Instructions for the task: Without including any images, reproduce each entry exactly.

Data in this exercise:
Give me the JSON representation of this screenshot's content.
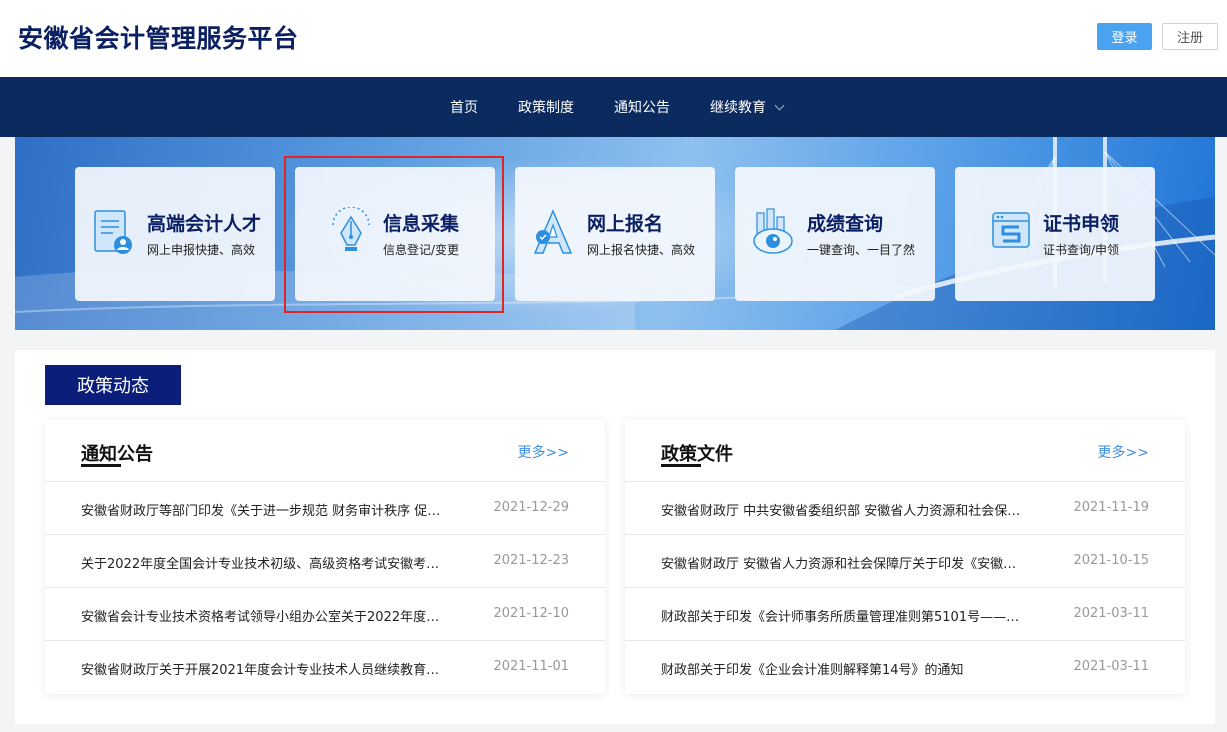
{
  "header": {
    "title": "安徽省会计管理服务平台",
    "login": "登录",
    "register": "注册"
  },
  "nav": {
    "items": [
      "首页",
      "政策制度",
      "通知公告",
      "继续教育"
    ]
  },
  "cards": [
    {
      "title": "高端会计人才",
      "subtitle": "网上申报快捷、高效",
      "icon": "document-person-icon"
    },
    {
      "title": "信息采集",
      "subtitle": "信息登记/变更",
      "icon": "pen-nib-icon"
    },
    {
      "title": "网上报名",
      "subtitle": "网上报名快捷、高效",
      "icon": "letter-a-icon"
    },
    {
      "title": "成绩查询",
      "subtitle": "一键查询、一目了然",
      "icon": "chart-eye-icon"
    },
    {
      "title": "证书申领",
      "subtitle": "证书查询/申领",
      "icon": "certificate-icon"
    }
  ],
  "section": {
    "tag": "政策动态"
  },
  "notices": {
    "title": "通知公告",
    "more": "更多>>",
    "items": [
      {
        "title": "安徽省财政厅等部门印发《关于进一步规范 财务审计秩序 促…",
        "date": "2021-12-29"
      },
      {
        "title": "关于2022年度全国会计专业技术初级、高级资格考试安徽考…",
        "date": "2021-12-23"
      },
      {
        "title": "安徽省会计专业技术资格考试领导小组办公室关于2022年度…",
        "date": "2021-12-10"
      },
      {
        "title": "安徽省财政厅关于开展2021年度会计专业技术人员继续教育…",
        "date": "2021-11-01"
      }
    ]
  },
  "policies": {
    "title": "政策文件",
    "more": "更多>>",
    "items": [
      {
        "title": "安徽省财政厅 中共安徽省委组织部 安徽省人力资源和社会保…",
        "date": "2021-11-19"
      },
      {
        "title": "安徽省财政厅 安徽省人力资源和社会保障厅关于印发《安徽…",
        "date": "2021-10-15"
      },
      {
        "title": "财政部关于印发《会计师事务所质量管理准则第5101号——…",
        "date": "2021-03-11"
      },
      {
        "title": "财政部关于印发《企业会计准则解释第14号》的通知",
        "date": "2021-03-11"
      }
    ]
  },
  "colors": {
    "brand": "#0b1f63",
    "nav": "#0b2a5e",
    "accent": "#4aa3f0",
    "highlight": "#e02525"
  }
}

Response box:
Give me the JSON representation of this screenshot's content.
{
  "header": {
    "title": "安徽省会计管理服务平台",
    "login": "登录",
    "register": "注册"
  },
  "nav": {
    "items": [
      "首页",
      "政策制度",
      "通知公告",
      "继续教育"
    ]
  },
  "cards": [
    {
      "title": "高端会计人才",
      "subtitle": "网上申报快捷、高效",
      "icon": "document-person-icon"
    },
    {
      "title": "信息采集",
      "subtitle": "信息登记/变更",
      "icon": "pen-nib-icon"
    },
    {
      "title": "网上报名",
      "subtitle": "网上报名快捷、高效",
      "icon": "letter-a-icon"
    },
    {
      "title": "成绩查询",
      "subtitle": "一键查询、一目了然",
      "icon": "chart-eye-icon"
    },
    {
      "title": "证书申领",
      "subtitle": "证书查询/申领",
      "icon": "certificate-icon"
    }
  ],
  "section": {
    "tag": "政策动态"
  },
  "notices": {
    "title": "通知公告",
    "more": "更多>>",
    "items": [
      {
        "title": "安徽省财政厅等部门印发《关于进一步规范 财务审计秩序 促…",
        "date": "2021-12-29"
      },
      {
        "title": "关于2022年度全国会计专业技术初级、高级资格考试安徽考…",
        "date": "2021-12-23"
      },
      {
        "title": "安徽省会计专业技术资格考试领导小组办公室关于2022年度…",
        "date": "2021-12-10"
      },
      {
        "title": "安徽省财政厅关于开展2021年度会计专业技术人员继续教育…",
        "date": "2021-11-01"
      }
    ]
  },
  "policies": {
    "title": "政策文件",
    "more": "更多>>",
    "items": [
      {
        "title": "安徽省财政厅 中共安徽省委组织部 安徽省人力资源和社会保…",
        "date": "2021-11-19"
      },
      {
        "title": "安徽省财政厅 安徽省人力资源和社会保障厅关于印发《安徽…",
        "date": "2021-10-15"
      },
      {
        "title": "财政部关于印发《会计师事务所质量管理准则第5101号——…",
        "date": "2021-03-11"
      },
      {
        "title": "财政部关于印发《企业会计准则解释第14号》的通知",
        "date": "2021-03-11"
      }
    ]
  },
  "colors": {
    "brand": "#0b1f63",
    "nav": "#0b2a5e",
    "accent": "#4aa3f0",
    "highlight": "#e02525"
  }
}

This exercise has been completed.